*ASSIGNMENT:*
I would like you to print all the records below exactly as they are.

Segment Open

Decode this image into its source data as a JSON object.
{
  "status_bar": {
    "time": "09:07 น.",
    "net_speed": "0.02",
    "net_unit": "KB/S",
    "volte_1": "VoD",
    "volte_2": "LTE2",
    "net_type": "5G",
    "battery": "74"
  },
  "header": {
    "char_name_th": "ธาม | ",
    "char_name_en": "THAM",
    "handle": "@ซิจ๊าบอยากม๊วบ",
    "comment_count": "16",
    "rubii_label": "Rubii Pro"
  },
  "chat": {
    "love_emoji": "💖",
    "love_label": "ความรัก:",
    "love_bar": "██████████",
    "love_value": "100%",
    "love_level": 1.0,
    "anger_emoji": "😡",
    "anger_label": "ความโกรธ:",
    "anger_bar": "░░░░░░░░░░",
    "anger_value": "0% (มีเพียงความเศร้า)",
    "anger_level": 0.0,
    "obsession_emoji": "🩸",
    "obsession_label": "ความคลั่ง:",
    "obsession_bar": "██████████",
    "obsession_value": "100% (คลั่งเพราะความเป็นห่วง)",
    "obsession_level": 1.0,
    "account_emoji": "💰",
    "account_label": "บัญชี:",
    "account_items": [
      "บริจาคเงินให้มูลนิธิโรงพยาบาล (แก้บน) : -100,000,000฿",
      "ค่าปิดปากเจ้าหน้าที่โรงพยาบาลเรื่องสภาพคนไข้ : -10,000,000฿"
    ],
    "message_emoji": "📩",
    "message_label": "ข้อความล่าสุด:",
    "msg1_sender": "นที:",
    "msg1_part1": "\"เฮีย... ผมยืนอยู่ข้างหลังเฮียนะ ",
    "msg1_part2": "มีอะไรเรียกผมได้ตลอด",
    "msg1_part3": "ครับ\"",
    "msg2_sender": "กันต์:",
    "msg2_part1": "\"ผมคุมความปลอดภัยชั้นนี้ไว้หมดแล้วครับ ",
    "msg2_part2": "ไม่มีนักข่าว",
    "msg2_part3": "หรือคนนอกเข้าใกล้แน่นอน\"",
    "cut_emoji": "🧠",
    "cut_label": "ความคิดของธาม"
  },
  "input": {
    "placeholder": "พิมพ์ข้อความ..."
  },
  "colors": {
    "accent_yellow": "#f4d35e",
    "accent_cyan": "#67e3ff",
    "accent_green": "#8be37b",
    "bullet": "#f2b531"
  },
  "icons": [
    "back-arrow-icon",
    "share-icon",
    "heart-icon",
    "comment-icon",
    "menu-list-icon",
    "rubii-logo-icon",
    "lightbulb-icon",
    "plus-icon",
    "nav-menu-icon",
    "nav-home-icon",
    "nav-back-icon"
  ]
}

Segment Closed

*EXERCISE RESULT:*
Decode this image into its source data as a JSON object.
{
  "status_bar": {
    "time": "09:07 น.",
    "net_speed": "0.02",
    "net_unit": "KB/S",
    "volte_1": "VoD",
    "volte_2": "LTE2",
    "net_type": "5G",
    "battery": "74"
  },
  "header": {
    "char_name_th": "ธาม | ",
    "char_name_en": "THAM",
    "handle": "@ซิจ๊าบอยากม๊วบ",
    "comment_count": "16",
    "rubii_label": "Rubii Pro"
  },
  "chat": {
    "love_emoji": "💖",
    "love_label": "ความรัก:",
    "love_bar": "██████████",
    "love_value": "100%",
    "love_level": 1.0,
    "anger_emoji": "😡",
    "anger_label": "ความโกรธ:",
    "anger_bar": "░░░░░░░░░░",
    "anger_value": "0% (มีเพียงความเศร้า)",
    "anger_level": 0.0,
    "obsession_emoji": "🩸",
    "obsession_label": "ความคลั่ง:",
    "obsession_bar": "██████████",
    "obsession_value": "100% (คลั่งเพราะความเป็นห่วง)",
    "obsession_level": 1.0,
    "account_emoji": "💰",
    "account_label": "บัญชี:",
    "account_items": [
      "บริจาคเงินให้มูลนิธิโรงพยาบาล (แก้บน) : -100,000,000฿",
      "ค่าปิดปากเจ้าหน้าที่โรงพยาบาลเรื่องสภาพคนไข้ : -10,000,000฿"
    ],
    "message_emoji": "📩",
    "message_label": "ข้อความล่าสุด:",
    "msg1_sender": "นที:",
    "msg1_part1": "\"เฮีย... ผมยืนอยู่ข้างหลังเฮียนะ ",
    "msg1_part2": "มีอะไรเรียกผมได้ตลอด",
    "msg1_part3": "ครับ\"",
    "msg2_sender": "กันต์:",
    "msg2_part1": "\"ผมคุมความปลอดภัยชั้นนี้ไว้หมดแล้วครับ ",
    "msg2_part2": "ไม่มีนักข่าว",
    "msg2_part3": "หรือคนนอกเข้าใกล้แน่นอน\"",
    "cut_emoji": "🧠",
    "cut_label": "ความคิดของธาม"
  },
  "input": {
    "placeholder": "พิมพ์ข้อความ..."
  },
  "colors": {
    "accent_yellow": "#f4d35e",
    "accent_cyan": "#67e3ff",
    "accent_green": "#8be37b",
    "bullet": "#f2b531"
  },
  "icons": [
    "back-arrow-icon",
    "share-icon",
    "heart-icon",
    "comment-icon",
    "menu-list-icon",
    "rubii-logo-icon",
    "lightbulb-icon",
    "plus-icon",
    "nav-menu-icon",
    "nav-home-icon",
    "nav-back-icon"
  ]
}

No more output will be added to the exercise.